** WORK ORDER **
Scan the data for "default" and copy the lines it appears in.

** THE DATA **
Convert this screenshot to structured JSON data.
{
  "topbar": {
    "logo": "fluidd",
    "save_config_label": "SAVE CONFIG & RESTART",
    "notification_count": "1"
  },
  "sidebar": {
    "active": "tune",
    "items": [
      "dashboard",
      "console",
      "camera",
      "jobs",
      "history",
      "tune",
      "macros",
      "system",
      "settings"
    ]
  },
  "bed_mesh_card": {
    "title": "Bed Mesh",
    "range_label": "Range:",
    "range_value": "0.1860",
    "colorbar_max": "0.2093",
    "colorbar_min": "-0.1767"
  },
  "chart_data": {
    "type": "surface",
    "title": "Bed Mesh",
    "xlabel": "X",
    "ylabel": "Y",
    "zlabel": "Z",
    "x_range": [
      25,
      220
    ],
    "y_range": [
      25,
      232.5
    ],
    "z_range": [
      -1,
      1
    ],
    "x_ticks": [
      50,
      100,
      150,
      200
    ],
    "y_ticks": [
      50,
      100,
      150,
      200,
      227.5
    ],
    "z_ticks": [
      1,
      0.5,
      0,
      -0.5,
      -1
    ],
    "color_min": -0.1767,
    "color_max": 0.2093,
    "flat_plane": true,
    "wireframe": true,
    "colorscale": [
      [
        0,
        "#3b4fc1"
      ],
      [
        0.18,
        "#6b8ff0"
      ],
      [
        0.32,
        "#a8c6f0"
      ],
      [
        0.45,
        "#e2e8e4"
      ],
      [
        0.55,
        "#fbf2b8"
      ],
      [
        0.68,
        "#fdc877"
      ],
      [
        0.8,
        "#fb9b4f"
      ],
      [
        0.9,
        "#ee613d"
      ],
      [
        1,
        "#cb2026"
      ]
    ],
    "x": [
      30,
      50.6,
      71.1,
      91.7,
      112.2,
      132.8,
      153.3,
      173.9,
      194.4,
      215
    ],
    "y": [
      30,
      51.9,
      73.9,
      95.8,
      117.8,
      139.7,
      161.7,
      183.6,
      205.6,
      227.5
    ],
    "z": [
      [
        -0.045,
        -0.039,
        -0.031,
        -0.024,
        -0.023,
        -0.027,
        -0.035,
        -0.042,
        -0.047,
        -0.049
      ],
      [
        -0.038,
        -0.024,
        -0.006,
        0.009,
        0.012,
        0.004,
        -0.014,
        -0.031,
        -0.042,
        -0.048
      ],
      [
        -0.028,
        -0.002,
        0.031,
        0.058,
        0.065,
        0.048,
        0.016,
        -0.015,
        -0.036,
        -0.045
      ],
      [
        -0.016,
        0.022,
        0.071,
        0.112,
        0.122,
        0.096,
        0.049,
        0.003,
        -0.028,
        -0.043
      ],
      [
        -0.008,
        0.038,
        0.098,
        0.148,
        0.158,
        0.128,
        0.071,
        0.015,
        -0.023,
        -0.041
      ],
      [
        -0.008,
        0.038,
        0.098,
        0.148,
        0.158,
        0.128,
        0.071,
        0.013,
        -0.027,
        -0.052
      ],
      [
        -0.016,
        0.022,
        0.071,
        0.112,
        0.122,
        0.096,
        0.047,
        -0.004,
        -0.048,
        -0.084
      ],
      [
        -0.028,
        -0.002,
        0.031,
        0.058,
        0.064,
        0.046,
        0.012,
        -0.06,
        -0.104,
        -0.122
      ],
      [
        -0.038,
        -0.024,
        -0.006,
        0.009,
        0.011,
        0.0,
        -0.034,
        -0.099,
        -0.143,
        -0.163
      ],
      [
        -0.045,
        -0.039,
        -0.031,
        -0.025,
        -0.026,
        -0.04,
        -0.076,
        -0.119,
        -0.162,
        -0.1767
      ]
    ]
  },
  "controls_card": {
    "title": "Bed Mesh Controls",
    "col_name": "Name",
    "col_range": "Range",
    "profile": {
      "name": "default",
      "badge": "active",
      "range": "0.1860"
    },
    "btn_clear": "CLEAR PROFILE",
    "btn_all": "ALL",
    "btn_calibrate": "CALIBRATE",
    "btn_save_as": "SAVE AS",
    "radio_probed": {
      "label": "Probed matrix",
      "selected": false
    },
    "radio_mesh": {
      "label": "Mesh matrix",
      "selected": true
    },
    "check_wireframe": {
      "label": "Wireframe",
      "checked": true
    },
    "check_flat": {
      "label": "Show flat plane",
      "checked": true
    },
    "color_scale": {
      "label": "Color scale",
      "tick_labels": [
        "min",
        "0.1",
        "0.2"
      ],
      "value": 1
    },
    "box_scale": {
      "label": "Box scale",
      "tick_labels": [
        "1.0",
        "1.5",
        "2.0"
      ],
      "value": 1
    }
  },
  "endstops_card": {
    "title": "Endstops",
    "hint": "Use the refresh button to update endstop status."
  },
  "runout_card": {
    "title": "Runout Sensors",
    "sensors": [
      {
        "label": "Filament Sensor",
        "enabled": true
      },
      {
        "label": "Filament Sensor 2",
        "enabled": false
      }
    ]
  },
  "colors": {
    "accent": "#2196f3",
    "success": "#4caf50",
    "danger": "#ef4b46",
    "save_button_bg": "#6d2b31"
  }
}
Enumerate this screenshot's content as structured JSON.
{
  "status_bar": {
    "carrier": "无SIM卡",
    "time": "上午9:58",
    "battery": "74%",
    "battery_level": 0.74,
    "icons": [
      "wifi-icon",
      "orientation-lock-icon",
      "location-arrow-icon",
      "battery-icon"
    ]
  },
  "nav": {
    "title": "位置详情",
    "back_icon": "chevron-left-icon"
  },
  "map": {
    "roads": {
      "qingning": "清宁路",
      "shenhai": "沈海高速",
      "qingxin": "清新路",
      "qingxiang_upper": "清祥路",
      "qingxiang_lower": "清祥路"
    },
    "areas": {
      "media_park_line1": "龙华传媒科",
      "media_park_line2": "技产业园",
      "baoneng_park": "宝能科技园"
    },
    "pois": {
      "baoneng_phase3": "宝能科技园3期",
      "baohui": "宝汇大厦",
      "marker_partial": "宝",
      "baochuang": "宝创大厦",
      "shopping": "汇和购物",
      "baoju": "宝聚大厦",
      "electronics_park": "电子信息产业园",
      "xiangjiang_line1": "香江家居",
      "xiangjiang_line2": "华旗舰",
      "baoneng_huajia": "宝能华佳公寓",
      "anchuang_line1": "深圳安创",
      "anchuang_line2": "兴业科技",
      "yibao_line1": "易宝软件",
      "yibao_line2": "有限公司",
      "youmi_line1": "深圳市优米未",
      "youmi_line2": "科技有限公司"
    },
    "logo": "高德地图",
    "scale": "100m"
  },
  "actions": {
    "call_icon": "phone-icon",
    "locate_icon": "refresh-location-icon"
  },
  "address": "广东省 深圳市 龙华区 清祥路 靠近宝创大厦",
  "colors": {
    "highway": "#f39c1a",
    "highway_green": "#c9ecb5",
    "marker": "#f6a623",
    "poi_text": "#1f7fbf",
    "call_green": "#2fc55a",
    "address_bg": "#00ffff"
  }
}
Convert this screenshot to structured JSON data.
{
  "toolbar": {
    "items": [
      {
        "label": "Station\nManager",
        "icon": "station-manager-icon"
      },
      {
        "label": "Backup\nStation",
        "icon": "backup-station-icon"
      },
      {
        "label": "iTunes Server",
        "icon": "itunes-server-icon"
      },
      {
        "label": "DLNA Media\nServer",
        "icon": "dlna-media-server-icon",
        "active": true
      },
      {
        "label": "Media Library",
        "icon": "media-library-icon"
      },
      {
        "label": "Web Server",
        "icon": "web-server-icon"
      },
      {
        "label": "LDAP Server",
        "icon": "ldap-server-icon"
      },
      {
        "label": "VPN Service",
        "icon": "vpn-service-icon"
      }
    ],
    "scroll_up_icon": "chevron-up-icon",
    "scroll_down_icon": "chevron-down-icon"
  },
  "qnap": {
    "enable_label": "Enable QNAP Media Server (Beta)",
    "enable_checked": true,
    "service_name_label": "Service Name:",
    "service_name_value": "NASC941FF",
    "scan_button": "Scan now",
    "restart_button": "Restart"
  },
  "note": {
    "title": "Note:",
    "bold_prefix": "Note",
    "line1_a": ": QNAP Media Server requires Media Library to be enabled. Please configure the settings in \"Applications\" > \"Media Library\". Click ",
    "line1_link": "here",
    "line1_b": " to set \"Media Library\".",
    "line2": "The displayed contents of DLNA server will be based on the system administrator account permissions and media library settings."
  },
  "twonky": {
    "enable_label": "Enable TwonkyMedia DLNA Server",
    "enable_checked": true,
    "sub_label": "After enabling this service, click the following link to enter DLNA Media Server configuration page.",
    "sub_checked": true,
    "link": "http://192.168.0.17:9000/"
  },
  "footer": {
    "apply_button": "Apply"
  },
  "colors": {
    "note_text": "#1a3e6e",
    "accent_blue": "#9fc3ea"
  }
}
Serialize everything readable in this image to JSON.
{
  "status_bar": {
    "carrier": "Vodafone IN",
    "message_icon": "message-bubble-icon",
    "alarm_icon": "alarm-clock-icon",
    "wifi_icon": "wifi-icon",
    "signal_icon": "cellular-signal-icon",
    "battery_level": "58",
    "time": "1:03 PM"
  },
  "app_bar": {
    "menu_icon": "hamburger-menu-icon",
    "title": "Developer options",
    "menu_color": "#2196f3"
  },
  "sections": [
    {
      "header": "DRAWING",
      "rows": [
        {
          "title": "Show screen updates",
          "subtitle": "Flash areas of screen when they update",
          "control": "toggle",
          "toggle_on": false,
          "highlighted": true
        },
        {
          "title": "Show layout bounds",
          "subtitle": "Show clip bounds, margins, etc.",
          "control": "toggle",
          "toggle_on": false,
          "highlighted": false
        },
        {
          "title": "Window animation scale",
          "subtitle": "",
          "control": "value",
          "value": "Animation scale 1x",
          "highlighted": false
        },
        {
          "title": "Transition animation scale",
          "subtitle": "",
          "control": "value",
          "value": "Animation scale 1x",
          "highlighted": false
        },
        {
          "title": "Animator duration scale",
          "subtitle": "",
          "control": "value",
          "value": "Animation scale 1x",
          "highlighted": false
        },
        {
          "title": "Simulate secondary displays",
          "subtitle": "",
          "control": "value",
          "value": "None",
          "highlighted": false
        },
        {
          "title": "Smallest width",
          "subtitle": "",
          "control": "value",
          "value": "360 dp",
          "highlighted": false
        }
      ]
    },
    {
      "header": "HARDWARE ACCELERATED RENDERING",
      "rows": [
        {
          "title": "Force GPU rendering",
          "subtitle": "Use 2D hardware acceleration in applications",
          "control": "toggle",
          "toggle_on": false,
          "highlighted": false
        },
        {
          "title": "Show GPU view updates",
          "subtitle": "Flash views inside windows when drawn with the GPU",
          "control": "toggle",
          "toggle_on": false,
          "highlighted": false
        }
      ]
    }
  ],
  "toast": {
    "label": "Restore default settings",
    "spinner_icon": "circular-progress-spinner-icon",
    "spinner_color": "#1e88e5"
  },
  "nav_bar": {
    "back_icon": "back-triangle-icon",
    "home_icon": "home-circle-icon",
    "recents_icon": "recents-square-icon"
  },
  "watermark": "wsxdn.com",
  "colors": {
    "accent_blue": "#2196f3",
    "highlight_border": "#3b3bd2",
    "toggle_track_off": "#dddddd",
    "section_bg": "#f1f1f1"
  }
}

** ANSWER FOR THIS EXERCISE **
      "name": "default",
    "label": "Restore default settings",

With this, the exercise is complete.